Data under study:
-.-.-

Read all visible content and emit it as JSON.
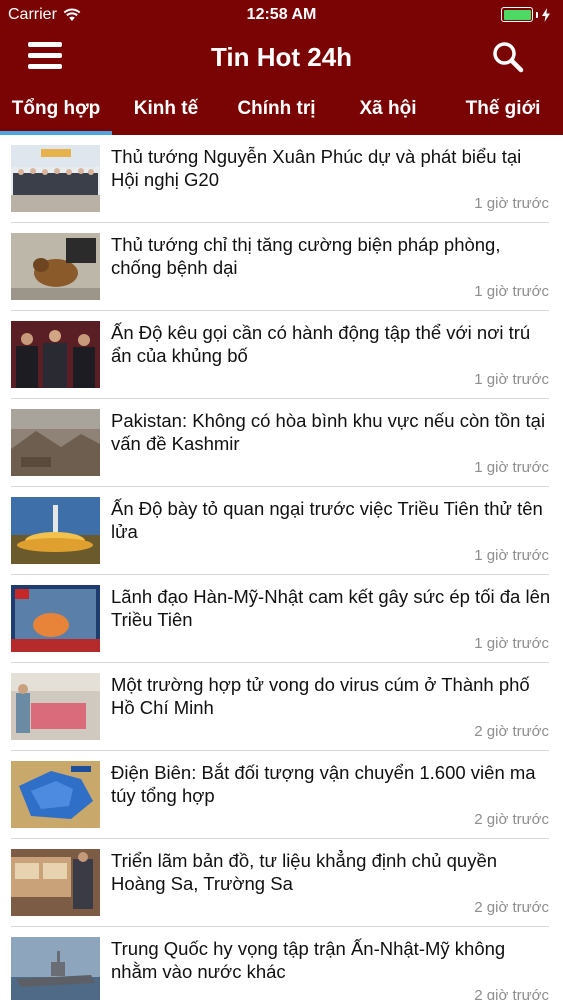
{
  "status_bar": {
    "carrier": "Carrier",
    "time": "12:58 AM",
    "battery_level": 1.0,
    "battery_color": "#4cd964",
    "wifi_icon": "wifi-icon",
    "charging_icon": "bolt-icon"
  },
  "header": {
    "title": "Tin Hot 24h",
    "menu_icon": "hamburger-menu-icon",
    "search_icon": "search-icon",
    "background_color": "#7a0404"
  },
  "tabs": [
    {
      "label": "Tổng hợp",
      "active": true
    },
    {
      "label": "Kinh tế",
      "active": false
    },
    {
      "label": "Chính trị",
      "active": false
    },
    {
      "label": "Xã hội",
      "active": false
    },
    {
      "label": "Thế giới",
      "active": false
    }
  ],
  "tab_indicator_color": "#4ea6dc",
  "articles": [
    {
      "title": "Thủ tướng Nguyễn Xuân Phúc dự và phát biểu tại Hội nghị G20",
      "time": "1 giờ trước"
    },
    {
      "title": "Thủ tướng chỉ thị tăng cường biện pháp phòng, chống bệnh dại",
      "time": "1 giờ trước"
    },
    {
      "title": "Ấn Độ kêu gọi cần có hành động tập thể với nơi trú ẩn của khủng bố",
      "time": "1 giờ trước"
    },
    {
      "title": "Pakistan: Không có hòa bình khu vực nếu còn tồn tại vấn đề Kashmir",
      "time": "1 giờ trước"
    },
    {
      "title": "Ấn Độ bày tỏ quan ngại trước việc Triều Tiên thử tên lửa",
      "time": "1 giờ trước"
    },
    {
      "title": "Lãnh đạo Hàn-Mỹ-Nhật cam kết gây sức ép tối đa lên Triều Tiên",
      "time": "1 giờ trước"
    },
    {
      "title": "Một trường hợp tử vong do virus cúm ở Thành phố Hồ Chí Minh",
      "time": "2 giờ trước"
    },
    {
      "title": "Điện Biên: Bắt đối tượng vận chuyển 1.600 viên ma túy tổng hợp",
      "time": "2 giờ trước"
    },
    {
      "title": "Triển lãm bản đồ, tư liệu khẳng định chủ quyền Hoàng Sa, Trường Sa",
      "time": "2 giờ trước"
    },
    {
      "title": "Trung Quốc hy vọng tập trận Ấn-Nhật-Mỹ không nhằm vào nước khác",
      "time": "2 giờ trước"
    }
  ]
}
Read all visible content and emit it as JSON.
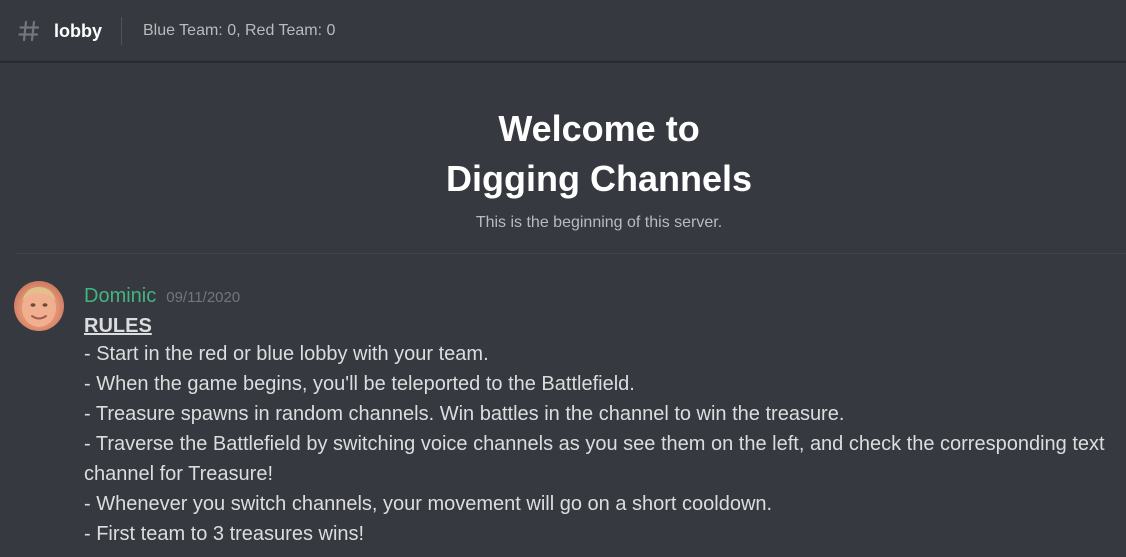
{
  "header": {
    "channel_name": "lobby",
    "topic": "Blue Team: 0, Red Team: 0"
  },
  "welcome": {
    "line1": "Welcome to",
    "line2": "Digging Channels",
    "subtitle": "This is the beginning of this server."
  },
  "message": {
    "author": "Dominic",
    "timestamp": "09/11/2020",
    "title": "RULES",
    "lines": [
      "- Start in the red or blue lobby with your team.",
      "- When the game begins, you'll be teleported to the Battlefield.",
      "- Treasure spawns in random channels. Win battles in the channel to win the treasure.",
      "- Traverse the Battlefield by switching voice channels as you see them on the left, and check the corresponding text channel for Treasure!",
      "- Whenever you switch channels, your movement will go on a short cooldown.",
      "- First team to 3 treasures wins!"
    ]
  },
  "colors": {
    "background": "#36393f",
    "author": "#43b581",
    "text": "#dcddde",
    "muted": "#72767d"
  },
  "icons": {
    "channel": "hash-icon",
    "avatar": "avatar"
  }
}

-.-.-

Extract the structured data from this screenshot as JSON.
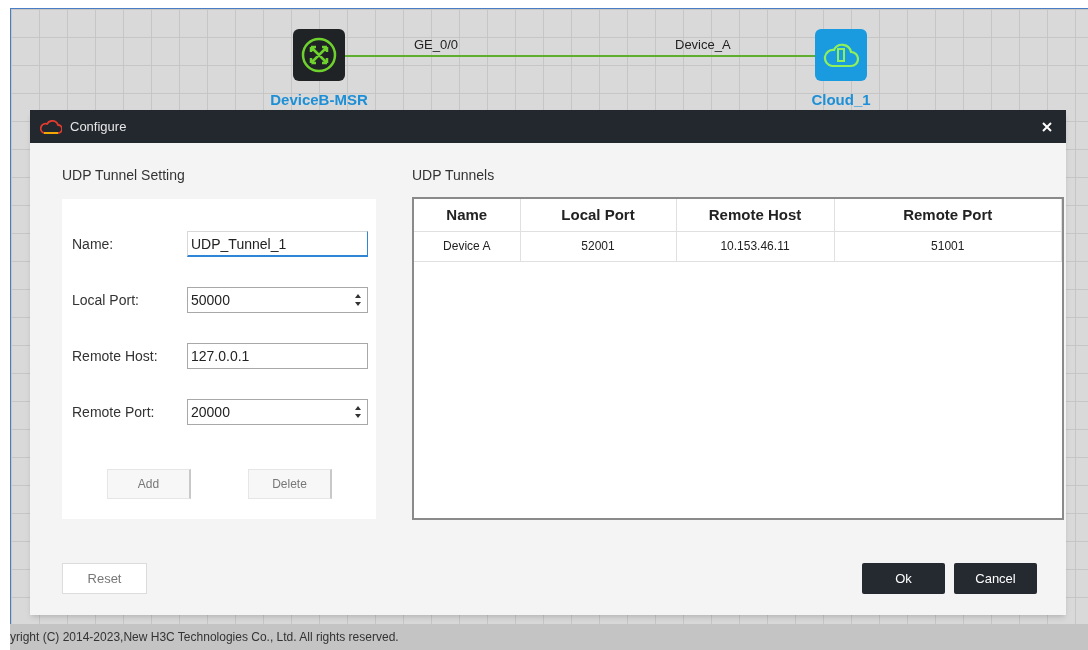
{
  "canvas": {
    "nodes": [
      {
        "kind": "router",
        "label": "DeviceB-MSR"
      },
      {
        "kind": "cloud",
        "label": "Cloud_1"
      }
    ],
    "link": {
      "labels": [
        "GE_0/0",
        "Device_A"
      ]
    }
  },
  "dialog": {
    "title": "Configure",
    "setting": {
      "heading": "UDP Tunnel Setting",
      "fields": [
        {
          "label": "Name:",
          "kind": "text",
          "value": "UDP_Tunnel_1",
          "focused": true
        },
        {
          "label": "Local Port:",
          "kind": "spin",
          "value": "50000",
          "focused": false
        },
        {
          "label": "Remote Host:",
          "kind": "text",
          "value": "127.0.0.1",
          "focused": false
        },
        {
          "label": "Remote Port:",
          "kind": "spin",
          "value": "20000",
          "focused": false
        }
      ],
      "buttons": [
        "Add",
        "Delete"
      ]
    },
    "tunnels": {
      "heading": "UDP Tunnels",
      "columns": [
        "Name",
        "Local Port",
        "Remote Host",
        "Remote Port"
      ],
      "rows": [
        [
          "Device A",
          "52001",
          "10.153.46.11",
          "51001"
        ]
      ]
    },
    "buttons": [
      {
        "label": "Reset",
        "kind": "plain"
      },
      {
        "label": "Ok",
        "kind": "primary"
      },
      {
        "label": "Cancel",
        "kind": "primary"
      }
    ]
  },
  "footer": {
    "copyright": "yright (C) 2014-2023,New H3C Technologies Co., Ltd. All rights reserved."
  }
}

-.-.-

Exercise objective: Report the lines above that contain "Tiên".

Written solution:
      "title": "Ấn Độ bày tỏ quan ngại trước việc Triều Tiên thử tên lửa",
      "title": "Lãnh đạo Hàn-Mỹ-Nhật cam kết gây sức ép tối đa lên Triều Tiên",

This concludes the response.